*** DATA UNDER STUDY Section Begins ***
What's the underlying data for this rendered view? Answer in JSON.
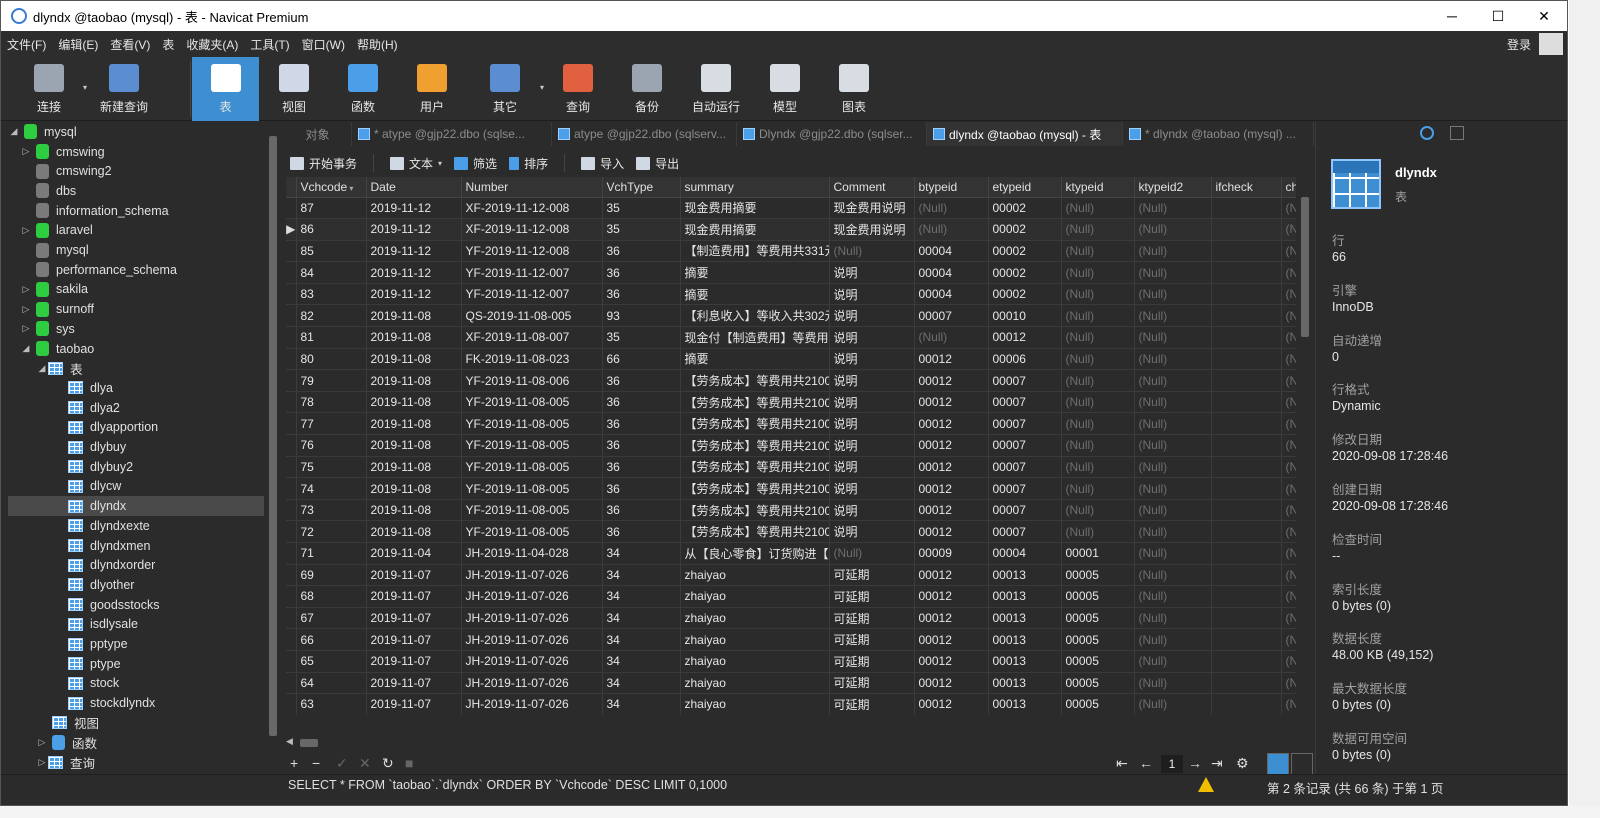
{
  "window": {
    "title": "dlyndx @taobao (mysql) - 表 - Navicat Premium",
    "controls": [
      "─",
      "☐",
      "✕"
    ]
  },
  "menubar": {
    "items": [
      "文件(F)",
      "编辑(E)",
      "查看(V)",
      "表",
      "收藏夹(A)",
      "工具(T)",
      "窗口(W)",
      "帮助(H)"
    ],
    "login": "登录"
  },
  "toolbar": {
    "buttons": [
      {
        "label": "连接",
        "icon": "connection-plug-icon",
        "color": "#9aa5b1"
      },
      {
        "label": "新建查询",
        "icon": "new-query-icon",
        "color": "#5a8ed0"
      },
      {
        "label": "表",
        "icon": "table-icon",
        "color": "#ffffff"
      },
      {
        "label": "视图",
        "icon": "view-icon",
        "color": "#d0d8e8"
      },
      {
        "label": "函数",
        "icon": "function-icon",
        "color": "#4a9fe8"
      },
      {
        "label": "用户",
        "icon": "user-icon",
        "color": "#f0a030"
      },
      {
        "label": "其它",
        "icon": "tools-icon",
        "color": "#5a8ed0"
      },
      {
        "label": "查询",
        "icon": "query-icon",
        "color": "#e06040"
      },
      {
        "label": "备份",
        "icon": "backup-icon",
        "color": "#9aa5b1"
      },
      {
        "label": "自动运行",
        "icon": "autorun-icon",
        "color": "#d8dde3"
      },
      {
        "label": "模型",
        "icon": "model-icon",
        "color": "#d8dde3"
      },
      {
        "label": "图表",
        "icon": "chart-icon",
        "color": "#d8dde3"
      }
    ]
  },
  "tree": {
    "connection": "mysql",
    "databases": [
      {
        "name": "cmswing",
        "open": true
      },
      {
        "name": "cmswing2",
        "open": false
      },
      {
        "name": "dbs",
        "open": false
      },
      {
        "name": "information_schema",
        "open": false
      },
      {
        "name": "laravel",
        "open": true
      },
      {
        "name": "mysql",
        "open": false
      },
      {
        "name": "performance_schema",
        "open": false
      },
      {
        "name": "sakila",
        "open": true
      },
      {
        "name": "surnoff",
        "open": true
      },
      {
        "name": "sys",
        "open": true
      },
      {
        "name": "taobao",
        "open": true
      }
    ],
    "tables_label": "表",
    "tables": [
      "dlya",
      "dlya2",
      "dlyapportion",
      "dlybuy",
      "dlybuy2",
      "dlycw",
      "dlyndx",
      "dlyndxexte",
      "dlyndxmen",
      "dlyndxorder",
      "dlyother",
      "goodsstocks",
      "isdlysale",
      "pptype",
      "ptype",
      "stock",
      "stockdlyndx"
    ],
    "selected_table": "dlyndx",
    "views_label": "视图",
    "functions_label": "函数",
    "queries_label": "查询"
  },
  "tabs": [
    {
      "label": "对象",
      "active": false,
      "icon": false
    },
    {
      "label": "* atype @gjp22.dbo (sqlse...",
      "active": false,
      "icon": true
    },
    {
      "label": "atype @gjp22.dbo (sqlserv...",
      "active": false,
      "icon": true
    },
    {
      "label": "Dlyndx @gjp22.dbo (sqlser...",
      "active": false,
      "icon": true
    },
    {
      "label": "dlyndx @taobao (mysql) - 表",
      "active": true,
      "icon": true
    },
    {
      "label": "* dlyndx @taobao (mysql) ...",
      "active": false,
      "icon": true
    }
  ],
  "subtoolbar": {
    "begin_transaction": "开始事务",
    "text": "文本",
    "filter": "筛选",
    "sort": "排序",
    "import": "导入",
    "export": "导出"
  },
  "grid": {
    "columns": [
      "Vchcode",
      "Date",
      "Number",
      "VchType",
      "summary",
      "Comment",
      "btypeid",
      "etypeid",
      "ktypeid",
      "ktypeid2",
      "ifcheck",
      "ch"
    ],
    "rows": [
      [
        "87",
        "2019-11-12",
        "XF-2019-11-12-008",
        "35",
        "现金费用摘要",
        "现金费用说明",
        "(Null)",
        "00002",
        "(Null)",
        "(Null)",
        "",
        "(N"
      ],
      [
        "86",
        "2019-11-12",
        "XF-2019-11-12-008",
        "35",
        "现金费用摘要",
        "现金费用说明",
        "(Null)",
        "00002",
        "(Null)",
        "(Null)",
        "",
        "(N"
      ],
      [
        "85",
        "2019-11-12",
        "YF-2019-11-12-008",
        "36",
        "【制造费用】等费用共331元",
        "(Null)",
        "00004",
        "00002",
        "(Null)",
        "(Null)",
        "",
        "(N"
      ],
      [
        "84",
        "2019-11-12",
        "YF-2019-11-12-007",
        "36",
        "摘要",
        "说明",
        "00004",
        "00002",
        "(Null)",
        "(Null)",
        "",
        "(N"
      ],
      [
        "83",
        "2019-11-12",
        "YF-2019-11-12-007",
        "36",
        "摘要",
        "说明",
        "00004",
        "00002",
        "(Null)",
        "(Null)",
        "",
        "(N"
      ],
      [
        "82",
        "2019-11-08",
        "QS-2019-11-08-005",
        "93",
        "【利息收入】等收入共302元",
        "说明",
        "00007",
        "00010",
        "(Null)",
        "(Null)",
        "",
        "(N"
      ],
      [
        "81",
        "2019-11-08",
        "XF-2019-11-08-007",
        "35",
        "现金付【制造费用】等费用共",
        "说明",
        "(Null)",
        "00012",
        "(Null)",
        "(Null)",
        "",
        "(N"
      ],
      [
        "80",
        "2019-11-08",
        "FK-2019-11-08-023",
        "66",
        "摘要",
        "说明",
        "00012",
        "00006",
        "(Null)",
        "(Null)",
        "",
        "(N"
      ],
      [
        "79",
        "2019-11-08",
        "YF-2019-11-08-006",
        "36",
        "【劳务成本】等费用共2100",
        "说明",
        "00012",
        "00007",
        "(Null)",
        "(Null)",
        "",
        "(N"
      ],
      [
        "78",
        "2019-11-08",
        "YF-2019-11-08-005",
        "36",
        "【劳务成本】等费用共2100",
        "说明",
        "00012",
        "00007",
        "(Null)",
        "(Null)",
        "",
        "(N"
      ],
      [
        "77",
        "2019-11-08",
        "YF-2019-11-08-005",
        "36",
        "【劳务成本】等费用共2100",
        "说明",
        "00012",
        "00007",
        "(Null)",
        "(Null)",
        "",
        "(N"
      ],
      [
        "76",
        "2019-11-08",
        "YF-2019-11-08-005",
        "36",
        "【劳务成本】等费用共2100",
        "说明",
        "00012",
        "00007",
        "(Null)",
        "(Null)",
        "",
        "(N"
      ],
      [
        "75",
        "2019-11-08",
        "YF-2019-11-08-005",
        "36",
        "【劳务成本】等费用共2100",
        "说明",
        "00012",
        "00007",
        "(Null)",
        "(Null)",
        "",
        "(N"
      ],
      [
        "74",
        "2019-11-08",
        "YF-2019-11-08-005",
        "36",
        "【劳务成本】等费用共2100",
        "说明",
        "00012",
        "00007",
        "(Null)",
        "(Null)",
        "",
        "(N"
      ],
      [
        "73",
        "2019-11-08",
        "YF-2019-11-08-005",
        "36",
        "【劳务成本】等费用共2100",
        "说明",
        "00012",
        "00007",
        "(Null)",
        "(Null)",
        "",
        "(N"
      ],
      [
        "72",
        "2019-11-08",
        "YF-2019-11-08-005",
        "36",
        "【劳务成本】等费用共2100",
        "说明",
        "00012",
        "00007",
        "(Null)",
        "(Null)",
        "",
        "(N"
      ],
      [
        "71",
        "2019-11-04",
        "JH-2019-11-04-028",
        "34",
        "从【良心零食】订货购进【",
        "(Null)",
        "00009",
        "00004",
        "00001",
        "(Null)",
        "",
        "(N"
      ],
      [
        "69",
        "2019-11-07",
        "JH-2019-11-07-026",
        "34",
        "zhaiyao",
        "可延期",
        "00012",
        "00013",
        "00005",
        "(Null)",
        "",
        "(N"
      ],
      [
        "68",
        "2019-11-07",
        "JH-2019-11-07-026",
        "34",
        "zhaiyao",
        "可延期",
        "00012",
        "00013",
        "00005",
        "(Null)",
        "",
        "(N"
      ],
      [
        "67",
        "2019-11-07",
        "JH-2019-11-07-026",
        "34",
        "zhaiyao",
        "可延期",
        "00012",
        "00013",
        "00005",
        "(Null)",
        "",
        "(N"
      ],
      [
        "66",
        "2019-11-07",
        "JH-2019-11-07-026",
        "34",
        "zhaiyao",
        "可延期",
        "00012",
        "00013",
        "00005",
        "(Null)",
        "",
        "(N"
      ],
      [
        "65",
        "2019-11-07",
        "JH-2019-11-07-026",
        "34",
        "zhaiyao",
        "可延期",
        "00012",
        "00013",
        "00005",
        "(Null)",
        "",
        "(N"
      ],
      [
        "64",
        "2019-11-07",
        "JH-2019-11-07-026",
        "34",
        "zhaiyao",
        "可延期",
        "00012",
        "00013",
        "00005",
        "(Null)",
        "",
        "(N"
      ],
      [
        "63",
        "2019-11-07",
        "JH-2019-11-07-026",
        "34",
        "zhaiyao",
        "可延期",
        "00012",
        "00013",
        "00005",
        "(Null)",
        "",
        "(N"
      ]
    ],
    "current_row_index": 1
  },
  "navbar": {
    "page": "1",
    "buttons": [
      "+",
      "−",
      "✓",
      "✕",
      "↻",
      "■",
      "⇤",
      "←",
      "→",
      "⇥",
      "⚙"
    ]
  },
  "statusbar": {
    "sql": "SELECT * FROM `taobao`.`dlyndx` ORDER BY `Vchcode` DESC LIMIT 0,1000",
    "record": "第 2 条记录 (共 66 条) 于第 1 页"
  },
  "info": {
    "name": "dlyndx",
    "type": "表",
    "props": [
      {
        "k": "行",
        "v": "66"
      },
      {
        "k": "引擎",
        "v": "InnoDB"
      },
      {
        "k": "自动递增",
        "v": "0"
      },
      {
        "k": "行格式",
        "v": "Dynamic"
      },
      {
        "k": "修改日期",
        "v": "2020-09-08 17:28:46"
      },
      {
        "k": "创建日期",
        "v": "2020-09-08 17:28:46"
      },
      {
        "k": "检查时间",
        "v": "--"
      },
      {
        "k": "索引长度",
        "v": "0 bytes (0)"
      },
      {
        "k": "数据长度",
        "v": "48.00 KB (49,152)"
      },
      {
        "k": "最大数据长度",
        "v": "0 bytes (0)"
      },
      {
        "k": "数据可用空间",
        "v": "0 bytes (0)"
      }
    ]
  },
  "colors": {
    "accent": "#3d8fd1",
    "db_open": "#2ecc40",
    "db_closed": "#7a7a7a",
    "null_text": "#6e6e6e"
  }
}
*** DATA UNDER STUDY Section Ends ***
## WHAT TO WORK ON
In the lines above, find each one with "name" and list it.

## WRITTEN RESPONSE
        "name": "cmswing",
        "name": "cmswing2",
        "name": "dbs",
        "name": "information_schema",
        "name": "laravel",
        "name": "mysql",
        "name": "performance_schema",
        "name": "sakila",
        "name": "surnoff",
        "name": "sys",
        "name": "taobao",
    "name": "dlyndx",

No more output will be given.